- If you have lived somewhere else, other than your present parish, since you were sixteen, then you will need to get a Letter of Freedom from each parish in which you lived for more than six months to state that you did not get married while you lived there. Any Parish Office or priest from the parish (or parishes) where you lived will supply you with this document. In the Parishes of Narraghmore and Moone we do not request a ‘Letter of Freedom’. Instead we ask that a member of your family or close friend complete a ‘Declaration of Freedom to Marry’ form. This is a form that is completed by a person close to you stating that you are free to marry – in other words have not been and are not currently married.
- The bishop’s permission is required for a Church marriage involving someone under 18. Christian marriage requires the capability for a mature commitment and therefore such permissions are only granted in exceptional circumstances.
- Freedom to marry: The rules governing freedom to marry in the Catholic church can be complicated. The best advice when one party has been married previously (either in a civil or religious ceremony) is not to make arrangements until the diocesan office has been consulted.
- Mixed Marriages: Special permissions are required for full church recognition of marriages between a Roman Catholic and a baptised non-RC or someone unbaptised. Applications are handled by the diocesan office once the priest of the catholic party has forwarded the standard paperwork.
- The marriage ceremony should normally take place in a church in the bride’s parish. If the couple have a good reason for getting married elsewhere, the bride should inform a priest in the parish where she is now living to give her the necessary Letter of Permission to get married outside the parish. Obviously, in this case, the couple will need to make arrangements for the use of the church in the parish where they intend to get married.

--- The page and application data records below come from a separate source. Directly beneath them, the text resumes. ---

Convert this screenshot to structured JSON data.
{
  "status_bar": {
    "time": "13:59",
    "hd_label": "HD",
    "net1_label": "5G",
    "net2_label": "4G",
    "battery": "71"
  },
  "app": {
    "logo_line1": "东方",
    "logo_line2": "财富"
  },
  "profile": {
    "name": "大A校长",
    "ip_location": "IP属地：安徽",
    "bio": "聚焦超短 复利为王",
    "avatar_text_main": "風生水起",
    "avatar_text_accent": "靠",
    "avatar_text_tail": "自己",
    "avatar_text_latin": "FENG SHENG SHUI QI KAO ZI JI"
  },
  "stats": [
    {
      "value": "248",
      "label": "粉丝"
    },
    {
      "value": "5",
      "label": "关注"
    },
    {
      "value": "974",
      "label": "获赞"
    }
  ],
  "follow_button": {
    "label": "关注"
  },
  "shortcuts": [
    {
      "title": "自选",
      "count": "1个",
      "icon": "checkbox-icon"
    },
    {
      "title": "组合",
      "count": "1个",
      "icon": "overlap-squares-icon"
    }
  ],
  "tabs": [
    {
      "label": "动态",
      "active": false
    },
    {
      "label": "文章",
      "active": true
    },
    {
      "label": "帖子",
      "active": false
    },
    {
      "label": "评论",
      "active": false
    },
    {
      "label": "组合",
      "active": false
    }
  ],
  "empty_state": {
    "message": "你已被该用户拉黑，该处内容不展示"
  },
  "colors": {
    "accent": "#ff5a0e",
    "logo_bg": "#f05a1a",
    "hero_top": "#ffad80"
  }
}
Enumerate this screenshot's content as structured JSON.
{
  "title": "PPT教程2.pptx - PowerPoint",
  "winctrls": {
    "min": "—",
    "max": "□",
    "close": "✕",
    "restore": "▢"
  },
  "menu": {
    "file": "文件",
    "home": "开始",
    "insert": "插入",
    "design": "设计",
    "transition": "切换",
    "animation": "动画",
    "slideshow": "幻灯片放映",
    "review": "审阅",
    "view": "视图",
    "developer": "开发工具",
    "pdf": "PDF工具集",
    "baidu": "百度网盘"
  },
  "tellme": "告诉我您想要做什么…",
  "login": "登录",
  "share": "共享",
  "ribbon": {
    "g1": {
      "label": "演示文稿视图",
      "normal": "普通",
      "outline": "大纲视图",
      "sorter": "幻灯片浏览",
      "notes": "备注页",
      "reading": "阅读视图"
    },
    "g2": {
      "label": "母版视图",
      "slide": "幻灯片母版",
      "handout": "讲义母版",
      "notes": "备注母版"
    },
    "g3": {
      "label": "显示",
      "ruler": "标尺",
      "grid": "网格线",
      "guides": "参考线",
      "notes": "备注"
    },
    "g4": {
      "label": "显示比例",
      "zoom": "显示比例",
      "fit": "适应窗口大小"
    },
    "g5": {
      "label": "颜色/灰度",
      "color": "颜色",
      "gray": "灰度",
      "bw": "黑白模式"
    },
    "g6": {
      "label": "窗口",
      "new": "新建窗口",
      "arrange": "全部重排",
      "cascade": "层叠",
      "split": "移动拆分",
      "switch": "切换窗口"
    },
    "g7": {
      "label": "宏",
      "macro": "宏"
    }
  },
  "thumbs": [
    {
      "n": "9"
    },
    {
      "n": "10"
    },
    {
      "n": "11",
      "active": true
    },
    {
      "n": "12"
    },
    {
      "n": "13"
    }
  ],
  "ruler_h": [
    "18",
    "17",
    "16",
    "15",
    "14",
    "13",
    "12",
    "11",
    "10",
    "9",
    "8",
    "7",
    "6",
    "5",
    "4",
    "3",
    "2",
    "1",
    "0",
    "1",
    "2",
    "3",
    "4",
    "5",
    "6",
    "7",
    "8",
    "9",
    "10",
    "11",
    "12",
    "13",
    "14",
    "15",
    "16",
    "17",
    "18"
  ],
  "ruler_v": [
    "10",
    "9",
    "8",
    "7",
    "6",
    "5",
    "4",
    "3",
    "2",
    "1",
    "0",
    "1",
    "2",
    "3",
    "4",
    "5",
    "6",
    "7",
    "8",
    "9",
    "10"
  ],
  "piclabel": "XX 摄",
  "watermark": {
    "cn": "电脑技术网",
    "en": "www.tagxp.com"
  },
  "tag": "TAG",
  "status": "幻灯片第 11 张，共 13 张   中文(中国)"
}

- Normally a priest from the bride’s parish officiates at the marriage ceremony, assuming that the ceremony takes place in the bride’s parish. If you wish to have some other priest (e.g. a relative or friend) officiate, inform the priest in the parish where the ceremony is to take place and he will give the necessary authorisation. In Civil Law, it is now a legal requirement for the solemniser (the priest who officiates at the marriage) to be on the ‘List of Solemnisers’ submitted by each local Bishop to the Registrar-General.
- Ask the priest who is to officiate at your wedding to help you with the task of creating your marriage ceremony. There are a variety of prayers, blessings, readings, etc. Read through these together and choose the ones you prefer. Choose the person(s) who will read at Mass, person(s) to read the Prayer of the Faithful and the people to bring up the gifts at the Offertory. Rehearse the ceremony in church with the priest before the wedding day.
- To celebration of the Sacrament of Marriage does not require the celebration of Eucharist (Mass). While it has been generally the custom, it may not always be appropriate for example in a “mixed” marriage or when a couple are not regularly practising. Some couples today find the celebration of Marriage without the Eucharist, to be more appropriate for them. Please talk to the priest about this option.
- Marriages on Sundays, Holydays and some special Church celebrations (Christmas Eve, Christmas Day, St. Patrick’s Day, Holy Thursday, Good Friday, Holy Saturday, Feast of All Souls) are not permitted in the Archdiocese of Dublin.
All information regarding Church marriages is available from the Parish Office at +353 59 862 3154.